Sometimes, it isn’t shots that makes you gasp but the graceful arcs cut by the batsman’s body. Like with Ben Stokes. He isn’t known for aesthetics in batting. Sure he does the adrenalin-pumping big hits but you don’t normally cue up his batting highlights to sigh in aesthetic pleasure. But there is this one shot, rather position, he ends up on occasions which makes you press the ‘last 10 seconds’ button on HotStar to watch it again. It made its appearance on Saturday afternoon in Hyderabad on a slow pitch against the left-arm spin of Bipul Sharma.
It was a sluggish pitch and runs were at a premium. Stokes was in an innings-rebuilding partnership with Steve Smith when he decided to take some risk.
He slog-swept Sharma for a six — your regular banal IPL six but it was the second six of the over that made one look for that 10-sec icon. He had come down the track but Sharma squeezed out this one that much slower, and shortened the length as well. Stokes realised he had to reach out, way in front of his body, if he was to continue with his original thought of destruction. And he did that in some style.
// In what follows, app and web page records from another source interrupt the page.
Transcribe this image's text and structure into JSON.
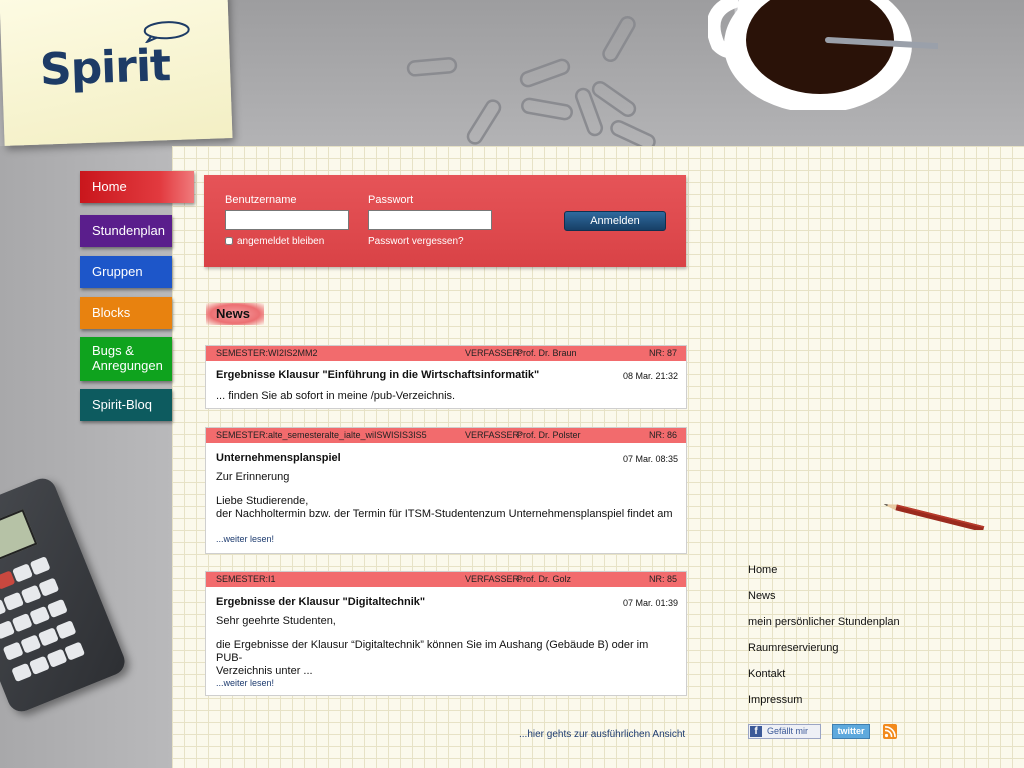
{
  "brand": {
    "name": "Spirit"
  },
  "nav": [
    {
      "id": "home",
      "label": "Home",
      "color": "#d8262b"
    },
    {
      "id": "stundenplan",
      "label": "Stundenplan",
      "color": "#5a1e8c"
    },
    {
      "id": "gruppen",
      "label": "Gruppen",
      "color": "#1d56c9"
    },
    {
      "id": "blocks",
      "label": "Blocks",
      "color": "#e8820f"
    },
    {
      "id": "bugs",
      "label_line1": "Bugs &",
      "label_line2": "Anregungen",
      "color": "#0fa31e"
    },
    {
      "id": "blog",
      "label": "Spirit-Bloq",
      "color": "#0d5b5f"
    }
  ],
  "login": {
    "username_label": "Benutzername",
    "username_value": "",
    "password_label": "Passwort",
    "password_value": "",
    "remember_label": "angemeldet bleiben",
    "remember_checked": false,
    "forgot_label": "Passwort vergessen?",
    "submit_label": "Anmelden"
  },
  "news": {
    "heading": "News",
    "items": [
      {
        "semester_label": "SEMESTER:",
        "semester": "WI2IS2MM2",
        "author_label": "VERFASSER:",
        "author": "Prof. Dr. Braun",
        "nr_label": "NR:",
        "nr": "87",
        "title": "Ergebnisse Klausur \"Einführung in die Wirtschaftsinformatik\"",
        "date": "08 Mar. 21:32",
        "body": [
          "... finden Sie ab sofort in meine /pub-Verzeichnis."
        ],
        "more": ""
      },
      {
        "semester_label": "SEMESTER:",
        "semester": "alte_semesteralte_ialte_wiISWISIS3IS5",
        "author_label": "VERFASSER:",
        "author": "Prof. Dr. Polster",
        "nr_label": "NR:",
        "nr": "86",
        "title": "Unternehmensplanspiel",
        "date": "07 Mar. 08:35",
        "body": [
          "Zur Erinnerung",
          "Liebe Studierende,",
          "der Nachholtermin bzw. der Termin für ITSM-Studentenzum Unternehmensplanspiel findet am"
        ],
        "more": "...weiter lesen!"
      },
      {
        "semester_label": "SEMESTER:",
        "semester": "I1",
        "author_label": "VERFASSER:",
        "author": "Prof. Dr. Golz",
        "nr_label": "NR:",
        "nr": "85",
        "title": "Ergebnisse der Klausur \"Digitaltechnik\"",
        "date": "07 Mar. 01:39",
        "body": [
          "Sehr geehrte Studenten,",
          "die Ergebnisse der Klausur “Digitaltechnik” können Sie im Aushang (Gebäude B) oder im PUB-",
          "Verzeichnis unter ..."
        ],
        "more": "...weiter lesen!"
      }
    ],
    "detail_link": "...hier gehts zur ausführlichen Ansicht"
  },
  "footer": {
    "links": [
      "Home",
      "News",
      "mein persönlicher Stundenplan",
      "Raumreservierung",
      "Kontakt",
      "Impressum"
    ],
    "facebook_label": "Gefällt mir",
    "twitter_label": "twitter"
  }
}
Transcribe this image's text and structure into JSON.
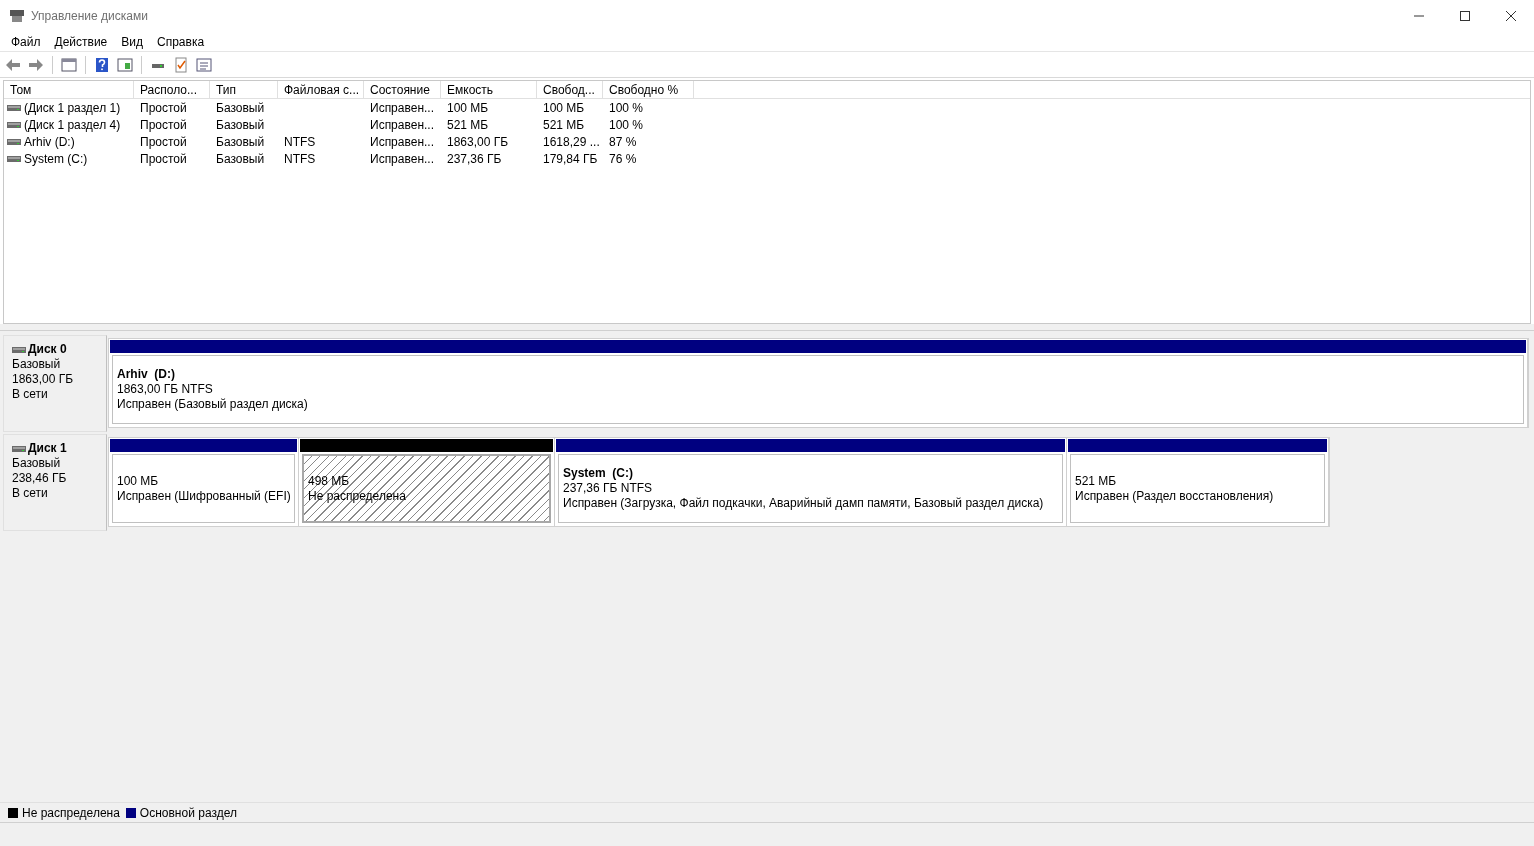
{
  "window": {
    "title": "Управление дисками"
  },
  "menu": [
    "Файл",
    "Действие",
    "Вид",
    "Справка"
  ],
  "table": {
    "columns": [
      "Том",
      "Располо...",
      "Тип",
      "Файловая с...",
      "Состояние",
      "Емкость",
      "Свобод...",
      "Свободно %"
    ],
    "rows": [
      [
        "(Диск 1 раздел 1)",
        "Простой",
        "Базовый",
        "",
        "Исправен...",
        "100 МБ",
        "100 МБ",
        "100 %"
      ],
      [
        "(Диск 1 раздел 4)",
        "Простой",
        "Базовый",
        "",
        "Исправен...",
        "521 МБ",
        "521 МБ",
        "100 %"
      ],
      [
        "Arhiv (D:)",
        "Простой",
        "Базовый",
        "NTFS",
        "Исправен...",
        "1863,00 ГБ",
        "1618,29 ...",
        "87 %"
      ],
      [
        "System (C:)",
        "Простой",
        "Базовый",
        "NTFS",
        "Исправен...",
        "237,36 ГБ",
        "179,84 ГБ",
        "76 %"
      ]
    ]
  },
  "disks": [
    {
      "name": "Диск 0",
      "type": "Базовый",
      "size": "1863,00 ГБ",
      "status": "В сети",
      "partitions": [
        {
          "kind": "primary",
          "label": "Arhiv  (D:)",
          "size": "1863,00 ГБ NTFS",
          "status": "Исправен (Базовый раздел диска)"
        }
      ]
    },
    {
      "name": "Диск 1",
      "type": "Базовый",
      "size": "238,46 ГБ",
      "status": "В сети",
      "partitions": [
        {
          "kind": "primary",
          "size": "100 МБ",
          "status": "Исправен (Шифрованный (EFI)"
        },
        {
          "kind": "unallocated",
          "size": "498 МБ",
          "status": "Не распределена"
        },
        {
          "kind": "primary",
          "label": "System  (C:)",
          "size": "237,36 ГБ NTFS",
          "status": "Исправен (Загрузка, Файл подкачки, Аварийный дамп памяти, Базовый раздел диска)"
        },
        {
          "kind": "primary",
          "size": "521 МБ",
          "status": "Исправен (Раздел восстановления)"
        }
      ]
    }
  ],
  "legend": [
    {
      "label": "Не распределена",
      "color": "#000000"
    },
    {
      "label": "Основной раздел",
      "color": "#000080"
    }
  ]
}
He lunged forward and as the bat came down for the crunchy-connect, the back leg waltzed into air. To maintain balance, and also give him that extra leverage to get some power into the shot – it was like a leg-popping kiss movement of the back leg. Up it went, and the upper body lunged forward and the bat sliced through the air for the smacking blow.
The leg-pop, the body-arc, and the powerful finish made it a lovely sight. Hope there was a photographer stationed at square-leg to frame it.
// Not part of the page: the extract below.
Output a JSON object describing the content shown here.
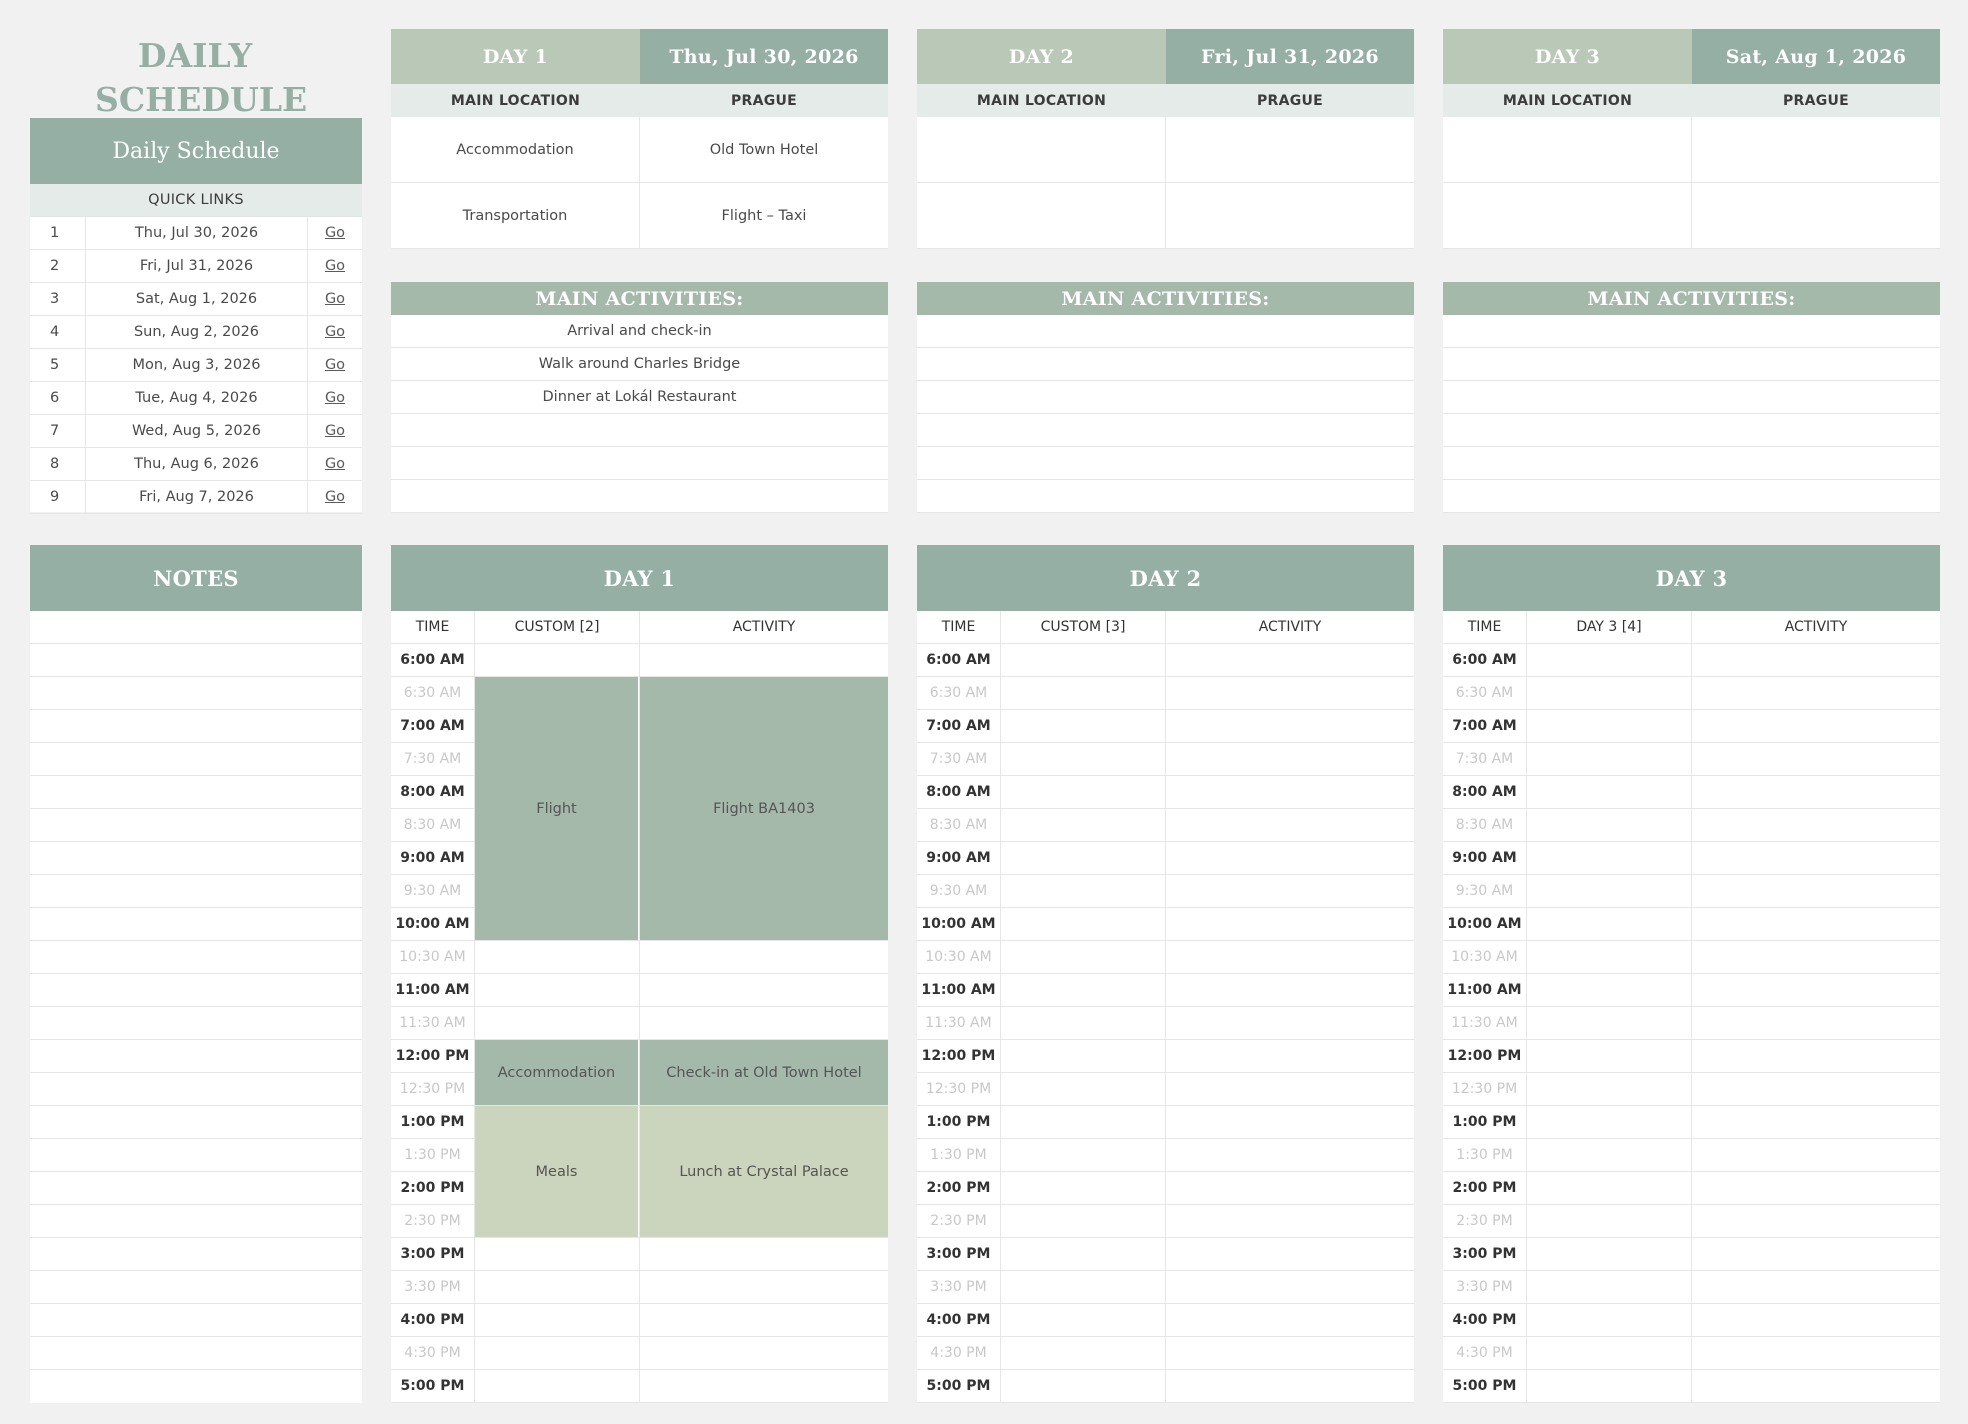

You didn’t need a cameraman to focus on Stokes to capture his decisive moves with the ball in the chase. The departing batsmen showed all the drama and anguish in their faces. Just like the twin sixes, it was a double whammy from Stokes again as he took out Shikhar Dhawan and Kane Williamson in an over. He went round the stumps and angled in a seamer that kept low and went through the awkward defensive technique of Dhawan. And Williamson was done in by the extra bounce two balls later. It kicked up outside off, took the slice of the forward prod and rushed into Dhoni’s gloves.
Stokes wasn’t done yet. The game breaker returned to have David Warner slashing a short ball outside off to deep cover.
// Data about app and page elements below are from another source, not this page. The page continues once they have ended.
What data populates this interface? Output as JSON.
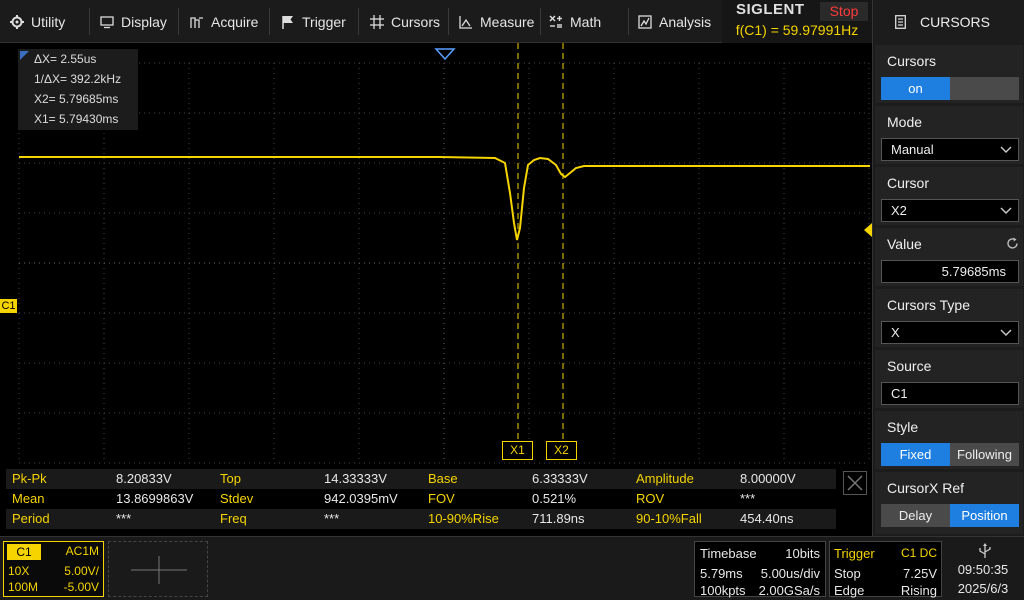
{
  "menu": {
    "utility": "Utility",
    "display": "Display",
    "acquire": "Acquire",
    "trigger": "Trigger",
    "cursors": "Cursors",
    "measure": "Measure",
    "math": "Math",
    "analysis": "Analysis"
  },
  "brand": {
    "logo": "SIGLENT",
    "run_state": "Stop",
    "frequency": "f(C1) = 59.97991Hz"
  },
  "cursor_readout": {
    "dx": "ΔX= 2.55us",
    "inv_dx": "1/ΔX= 392.2kHz",
    "x2": "X2= 5.79685ms",
    "x1": "X1= 5.79430ms"
  },
  "cursor_labels": {
    "x1": "X1",
    "x2": "X2"
  },
  "channel_marker": "C1",
  "panel": {
    "title": "CURSORS",
    "cursors_label": "Cursors",
    "cursors_on": "on",
    "mode_label": "Mode",
    "mode_value": "Manual",
    "cursor_label": "Cursor",
    "cursor_value": "X2",
    "value_label": "Value",
    "value_value": "5.79685ms",
    "type_label": "Cursors Type",
    "type_value": "X",
    "source_label": "Source",
    "source_value": "C1",
    "style_label": "Style",
    "style_fixed": "Fixed",
    "style_following": "Following",
    "ref_label": "CursorX Ref",
    "ref_delay": "Delay",
    "ref_position": "Position"
  },
  "measurements": [
    [
      [
        "Pk-Pk",
        "8.20833V"
      ],
      [
        "Top",
        "14.33333V"
      ],
      [
        "Base",
        "6.33333V"
      ],
      [
        "Amplitude",
        "8.00000V"
      ]
    ],
    [
      [
        "Mean",
        "13.8699863V"
      ],
      [
        "Stdev",
        "942.0395mV"
      ],
      [
        "FOV",
        "0.521%"
      ],
      [
        "ROV",
        "***"
      ]
    ],
    [
      [
        "Period",
        "***"
      ],
      [
        "Freq",
        "***"
      ],
      [
        "10-90%Rise",
        "711.89ns"
      ],
      [
        "90-10%Fall",
        "454.40ns"
      ]
    ]
  ],
  "channel": {
    "name": "C1",
    "coupling": "AC1M",
    "probe": "10X",
    "scale": "5.00V/",
    "bandwidth": "100M",
    "offset": "-5.00V"
  },
  "timebase": {
    "label": "Timebase",
    "bits": "10bits",
    "delay": "5.79ms",
    "scale": "5.00us/div",
    "points": "100kpts",
    "rate": "2.00GSa/s"
  },
  "trigger": {
    "label": "Trigger",
    "source": "C1 DC",
    "mode": "Stop",
    "level": "7.25V",
    "type": "Edge",
    "slope": "Rising"
  },
  "clock": {
    "time": "09:50:35",
    "date": "2025/6/3"
  },
  "colors": {
    "trace": "#f5d400",
    "accent": "#1e7fe0",
    "stop": "#ff3b3b"
  }
}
Jaydev Unadkat, India’s slow-ball specialist, loves those sluggish pitches. He can amble in one of the more innocuous run-ups in town, and just focus on what he is going to do with two of his fingers — the index and the middle. Sometime just before release, he slides the fingers on the ball to make it slip slower off the hands, and off she wobbles along towards the batsmen who is usually looking for the almighty big hit.
Five men were deceived by him on Saturday. Well, perhaps deceived isn’t the most apt term there as it’s difficult to imagine that the batsmen don’t know what’s coming out at them from Unadkat. Yet, they succumbed.
In Yuvraj Singh’s case, it wasn’t a mess-up but he nevertheless fell into the Unadkat trap. 32 runs were needed in the last 3 overs, and Yuvraj was on 47. With Yuvraj killing anything on his legs or on a length on the stumps, Unadkat’s plan was clear: Keep it outside off. He does the slower short-of-length stuff pretty well. They don’t look venomous but in the end-over scenario, with a well-placed field, it works out well for him. The ball climbed slowly well outside off and Yuvraj ended up slashing it to deep cover. In the same over, he snuffed out Hyderabad’s remaining big hope Naman Ojha with another slower one.
By the time he started his final over, with Hyderabad needing 13 to win, the momentum was with his team. He rolled out a series of slower ones, away from the batsmen who kept trying to heave it across the line. Sharma holed out at deep square leg, and Rashid Khan provided yet another caught-and-bowled opportunity to Unadkat whose slower ones regularly get him under the mishit skiers in the end-overs. Bhuvneshwar Kumar too tried to slog across the line but ended up shanking the slower cutter to extra cover. With that Unadkat reached his 100th T20 wicket. How many of those were from the back-of-length slower cutters? Send us the answer by snail mail.